Beijing’s state-run media has called Occupy “illegal” and said it could damage the city’s economy.
An informal democracy referendum in Hong Kong last month, which drew a massive turnout of almost 800,000 people, also angered Beijing.
It was followed by a major pro-democracy march on July 1 which organizers said was the biggest protest since the city was handed back to China by Britain in 1997.
Beijing has promised to let all Hong Kong residents vote for their next leader in 2017—currently a 1,200-strong pro-Beijing committee chooses the city’s chief executive.
But it said candidates must be approved by a nomination committee, which democracy advocates fear will mean only pro-Beijing figures are allowed to stand.
Activists have called for the vote to be conducted according to international standards, but Liu countered that.
“Electoral systems vary so, obviously, there is no ‘international standard’ to speak of,” he wrote.
He likened the patriotism which Beijing has said is required of any chief executive to the oath of office taken by United States presidents.
Concerns over Beijing’s influence increased in June when it published a controversial “white paper” on Hong Kong’s future that was widely seen as a warning to the city not to overstep its bounds.
The white paper also said that loving China was a “basic political requirement” for any future leader.

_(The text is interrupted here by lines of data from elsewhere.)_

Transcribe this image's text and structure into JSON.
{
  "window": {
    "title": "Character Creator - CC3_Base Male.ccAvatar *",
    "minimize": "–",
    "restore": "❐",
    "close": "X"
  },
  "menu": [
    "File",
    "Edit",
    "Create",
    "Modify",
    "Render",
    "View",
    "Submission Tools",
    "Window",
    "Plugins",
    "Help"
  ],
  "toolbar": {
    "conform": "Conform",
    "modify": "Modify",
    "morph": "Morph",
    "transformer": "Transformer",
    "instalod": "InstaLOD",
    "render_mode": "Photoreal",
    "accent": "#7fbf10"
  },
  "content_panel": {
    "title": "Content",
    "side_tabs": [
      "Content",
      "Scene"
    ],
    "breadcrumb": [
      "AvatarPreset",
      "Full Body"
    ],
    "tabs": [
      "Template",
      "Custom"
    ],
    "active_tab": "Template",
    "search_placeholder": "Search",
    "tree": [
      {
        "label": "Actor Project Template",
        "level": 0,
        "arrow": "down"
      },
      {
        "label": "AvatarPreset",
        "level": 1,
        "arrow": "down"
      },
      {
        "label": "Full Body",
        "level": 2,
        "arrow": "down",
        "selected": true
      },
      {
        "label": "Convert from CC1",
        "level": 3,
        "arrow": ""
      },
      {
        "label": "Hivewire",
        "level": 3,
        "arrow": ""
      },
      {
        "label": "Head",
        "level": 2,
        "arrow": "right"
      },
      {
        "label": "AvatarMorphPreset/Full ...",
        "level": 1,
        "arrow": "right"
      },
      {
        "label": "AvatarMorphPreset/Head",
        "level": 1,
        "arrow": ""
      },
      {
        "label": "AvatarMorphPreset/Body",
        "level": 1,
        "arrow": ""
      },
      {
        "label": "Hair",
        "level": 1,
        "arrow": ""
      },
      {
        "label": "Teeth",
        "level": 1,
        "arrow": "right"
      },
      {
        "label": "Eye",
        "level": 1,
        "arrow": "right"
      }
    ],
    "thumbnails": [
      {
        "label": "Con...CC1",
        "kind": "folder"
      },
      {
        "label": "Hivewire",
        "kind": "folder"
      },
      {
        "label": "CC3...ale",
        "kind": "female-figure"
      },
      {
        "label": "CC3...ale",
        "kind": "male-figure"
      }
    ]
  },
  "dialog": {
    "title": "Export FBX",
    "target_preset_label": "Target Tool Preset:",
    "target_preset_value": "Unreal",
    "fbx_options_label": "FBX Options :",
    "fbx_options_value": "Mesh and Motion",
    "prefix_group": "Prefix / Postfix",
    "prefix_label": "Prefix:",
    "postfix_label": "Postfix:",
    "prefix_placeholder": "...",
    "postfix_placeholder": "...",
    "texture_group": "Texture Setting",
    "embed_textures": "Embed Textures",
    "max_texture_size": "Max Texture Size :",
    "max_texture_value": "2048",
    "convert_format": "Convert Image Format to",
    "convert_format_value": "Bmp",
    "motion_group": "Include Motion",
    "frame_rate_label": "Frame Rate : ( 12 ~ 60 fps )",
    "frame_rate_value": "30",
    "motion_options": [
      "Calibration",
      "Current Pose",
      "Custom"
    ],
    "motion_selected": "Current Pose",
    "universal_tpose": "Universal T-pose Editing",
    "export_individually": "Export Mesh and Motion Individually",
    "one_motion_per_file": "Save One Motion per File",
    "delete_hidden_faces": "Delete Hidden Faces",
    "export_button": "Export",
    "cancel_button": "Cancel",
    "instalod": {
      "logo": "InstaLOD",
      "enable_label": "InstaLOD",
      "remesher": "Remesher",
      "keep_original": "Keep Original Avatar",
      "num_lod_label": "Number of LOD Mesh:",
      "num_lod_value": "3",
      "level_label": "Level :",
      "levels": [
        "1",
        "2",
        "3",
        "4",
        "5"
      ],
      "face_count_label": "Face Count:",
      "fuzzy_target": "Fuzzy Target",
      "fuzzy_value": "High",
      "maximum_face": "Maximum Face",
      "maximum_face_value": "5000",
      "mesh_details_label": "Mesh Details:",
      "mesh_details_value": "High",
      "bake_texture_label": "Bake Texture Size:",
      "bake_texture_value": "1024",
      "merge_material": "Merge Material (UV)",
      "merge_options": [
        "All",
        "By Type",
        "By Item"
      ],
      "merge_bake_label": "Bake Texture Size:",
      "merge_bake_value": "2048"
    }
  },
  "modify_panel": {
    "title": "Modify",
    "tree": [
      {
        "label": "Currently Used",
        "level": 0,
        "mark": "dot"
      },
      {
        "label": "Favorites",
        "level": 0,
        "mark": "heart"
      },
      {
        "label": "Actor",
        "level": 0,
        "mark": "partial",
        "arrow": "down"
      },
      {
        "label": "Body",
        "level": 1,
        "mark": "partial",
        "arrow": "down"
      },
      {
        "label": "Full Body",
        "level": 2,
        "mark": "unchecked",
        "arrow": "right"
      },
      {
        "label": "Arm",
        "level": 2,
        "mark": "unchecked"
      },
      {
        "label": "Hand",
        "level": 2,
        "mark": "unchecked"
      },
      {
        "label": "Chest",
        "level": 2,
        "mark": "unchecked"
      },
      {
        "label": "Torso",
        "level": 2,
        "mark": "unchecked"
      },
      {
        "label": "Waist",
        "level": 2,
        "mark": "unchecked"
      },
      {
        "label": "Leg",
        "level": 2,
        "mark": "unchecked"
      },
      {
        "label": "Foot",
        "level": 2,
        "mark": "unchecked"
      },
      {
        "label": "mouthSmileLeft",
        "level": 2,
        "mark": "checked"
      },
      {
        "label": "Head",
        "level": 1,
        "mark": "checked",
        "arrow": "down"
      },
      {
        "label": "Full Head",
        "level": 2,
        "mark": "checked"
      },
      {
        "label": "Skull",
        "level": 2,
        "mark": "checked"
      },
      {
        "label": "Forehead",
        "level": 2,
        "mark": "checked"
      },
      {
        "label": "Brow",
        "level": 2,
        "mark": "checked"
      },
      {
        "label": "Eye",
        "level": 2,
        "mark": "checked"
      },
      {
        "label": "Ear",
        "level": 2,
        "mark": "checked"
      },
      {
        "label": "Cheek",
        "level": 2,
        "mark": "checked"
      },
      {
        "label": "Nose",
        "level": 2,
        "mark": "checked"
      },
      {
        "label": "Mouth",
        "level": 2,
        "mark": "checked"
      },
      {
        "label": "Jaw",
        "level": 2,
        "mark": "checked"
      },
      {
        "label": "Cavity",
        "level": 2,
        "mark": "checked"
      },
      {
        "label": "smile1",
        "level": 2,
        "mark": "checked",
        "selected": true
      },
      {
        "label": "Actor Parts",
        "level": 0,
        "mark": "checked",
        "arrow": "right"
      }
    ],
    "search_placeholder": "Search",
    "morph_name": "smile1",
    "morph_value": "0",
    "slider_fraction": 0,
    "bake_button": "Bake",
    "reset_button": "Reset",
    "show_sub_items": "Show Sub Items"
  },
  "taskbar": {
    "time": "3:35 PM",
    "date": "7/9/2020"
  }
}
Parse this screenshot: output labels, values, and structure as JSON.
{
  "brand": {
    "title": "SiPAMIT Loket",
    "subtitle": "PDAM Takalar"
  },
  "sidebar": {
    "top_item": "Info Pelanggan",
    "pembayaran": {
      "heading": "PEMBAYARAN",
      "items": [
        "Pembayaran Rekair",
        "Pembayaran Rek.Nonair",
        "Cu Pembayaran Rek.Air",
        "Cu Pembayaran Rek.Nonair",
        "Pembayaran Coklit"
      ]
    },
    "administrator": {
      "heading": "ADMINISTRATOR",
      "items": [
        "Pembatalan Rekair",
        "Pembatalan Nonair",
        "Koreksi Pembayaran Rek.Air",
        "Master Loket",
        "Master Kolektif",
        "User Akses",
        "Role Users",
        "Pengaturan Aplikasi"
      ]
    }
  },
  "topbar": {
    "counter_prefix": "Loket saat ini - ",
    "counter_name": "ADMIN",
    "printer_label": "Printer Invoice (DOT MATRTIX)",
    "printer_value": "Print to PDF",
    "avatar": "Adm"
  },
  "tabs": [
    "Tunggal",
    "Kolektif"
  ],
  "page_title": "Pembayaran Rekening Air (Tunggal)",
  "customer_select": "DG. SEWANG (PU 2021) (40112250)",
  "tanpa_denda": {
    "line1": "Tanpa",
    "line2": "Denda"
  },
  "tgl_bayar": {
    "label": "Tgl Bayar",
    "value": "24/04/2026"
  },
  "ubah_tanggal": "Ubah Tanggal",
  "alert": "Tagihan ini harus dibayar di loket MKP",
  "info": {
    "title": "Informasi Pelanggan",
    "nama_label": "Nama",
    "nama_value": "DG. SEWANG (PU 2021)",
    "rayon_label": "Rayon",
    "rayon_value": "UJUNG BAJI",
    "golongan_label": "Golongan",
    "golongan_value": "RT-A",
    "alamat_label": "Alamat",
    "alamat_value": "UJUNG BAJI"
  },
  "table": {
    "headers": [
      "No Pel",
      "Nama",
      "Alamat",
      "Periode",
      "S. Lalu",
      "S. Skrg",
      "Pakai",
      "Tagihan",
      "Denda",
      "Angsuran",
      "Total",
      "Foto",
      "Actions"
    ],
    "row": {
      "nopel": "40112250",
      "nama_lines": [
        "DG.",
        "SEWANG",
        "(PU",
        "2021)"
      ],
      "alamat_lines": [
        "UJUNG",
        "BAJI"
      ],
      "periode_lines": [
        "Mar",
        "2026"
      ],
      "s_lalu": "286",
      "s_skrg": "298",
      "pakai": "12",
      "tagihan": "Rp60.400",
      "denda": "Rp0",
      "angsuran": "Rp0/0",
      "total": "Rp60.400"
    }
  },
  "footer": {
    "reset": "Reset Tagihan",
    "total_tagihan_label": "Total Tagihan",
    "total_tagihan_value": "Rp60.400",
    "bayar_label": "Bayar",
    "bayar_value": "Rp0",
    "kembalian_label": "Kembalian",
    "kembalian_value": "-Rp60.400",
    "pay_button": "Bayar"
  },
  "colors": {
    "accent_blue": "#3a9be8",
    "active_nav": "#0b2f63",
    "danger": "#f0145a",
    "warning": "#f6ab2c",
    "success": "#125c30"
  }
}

Hong Kong enjoys liberties not seen on the mainland, including free speech and the right to protest, but there are growing fears that those freedoms are being eroded.